This is called infix notation because all the operators are inside the expression. The Polish notation of it will be as follows


  1. The Polish notation has the advantage that there can be no ambiguity in the way that an arithmetic expression can be worked out. It also needs no parentheses to separate the different parts.

  2. Another notation is the reverse Polish (or postfix) notation which is very similar in principle and also forms a parentheses-free notation.

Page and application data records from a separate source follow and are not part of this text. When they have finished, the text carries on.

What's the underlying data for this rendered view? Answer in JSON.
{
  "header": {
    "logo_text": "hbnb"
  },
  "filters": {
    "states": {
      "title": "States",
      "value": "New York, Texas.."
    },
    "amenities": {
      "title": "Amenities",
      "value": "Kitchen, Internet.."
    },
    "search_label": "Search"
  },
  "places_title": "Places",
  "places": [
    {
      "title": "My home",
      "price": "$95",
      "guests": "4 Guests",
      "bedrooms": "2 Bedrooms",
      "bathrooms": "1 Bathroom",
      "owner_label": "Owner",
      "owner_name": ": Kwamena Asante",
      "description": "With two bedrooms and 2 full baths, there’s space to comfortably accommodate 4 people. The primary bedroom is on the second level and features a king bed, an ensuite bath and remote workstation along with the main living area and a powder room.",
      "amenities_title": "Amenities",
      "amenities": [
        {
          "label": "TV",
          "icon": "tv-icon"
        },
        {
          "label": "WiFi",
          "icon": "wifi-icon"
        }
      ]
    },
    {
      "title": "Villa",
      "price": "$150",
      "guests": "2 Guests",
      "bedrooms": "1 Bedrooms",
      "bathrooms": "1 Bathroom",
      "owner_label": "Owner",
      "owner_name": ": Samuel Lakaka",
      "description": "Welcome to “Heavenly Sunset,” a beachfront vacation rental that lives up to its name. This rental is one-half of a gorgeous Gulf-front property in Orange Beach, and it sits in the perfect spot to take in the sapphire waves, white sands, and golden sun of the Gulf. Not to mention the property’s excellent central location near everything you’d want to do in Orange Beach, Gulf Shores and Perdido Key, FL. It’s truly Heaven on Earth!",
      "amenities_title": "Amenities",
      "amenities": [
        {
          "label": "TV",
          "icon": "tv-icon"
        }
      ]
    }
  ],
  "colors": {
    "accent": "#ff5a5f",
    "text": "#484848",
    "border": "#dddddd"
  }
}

However, this time reverse Polish notation is particularly suited to computerised methods because of the ability to deal with such expression easily by using a stack.

  3. The reverse Polish notation of the above expression is as follows


  1. This leads to the following very simple rules for evaluating such expressions::

    1. The next symbol encountered must be loaded on to the stack if it is an operand, i.e. a number or variable which is to be operated upon.

    2. If the next symbol to be encountered is an operator, i.e. +, /, -, etc. then carry out the required operation on the top two items in the stack. The result of this operation must be left on the top of the stack.

  2. To convert an infix string of arithmetic expression to postfix one, a stack and a table of order of precedence should be used.

  3. Assume the following rules of precedence are used:



() & ^


* & /


+ & -




  1. The algorithm of the conversion is shown in the following flowchart:


Read symbol


Put on ( Other

stack Test Error report


Output to postfix string

Remove top of stack

Read next symbol (

Look Empty

) at top of

Test stack


Output top of stack to postfix string


Space Stack No Is (

Test empty on top of

? stack?

Operation Yes No

Is Stop Output top of stack

operation of to postfix string

Yes higher precedence No

than that on

stack or stack

empty? Output top of stack

` to postfix string

Figure 13

  1. To convert the expression V+W^X*Y/(Z-1):

Symbol being considered

Output Postfix String

Stack ( bottom)







































end of string


stack empty

Programming Language page

Download 181.29 Kb.

Share with your friends:
1   2   3   4   5

The database is protected by copyright © 2024
send message

    Main page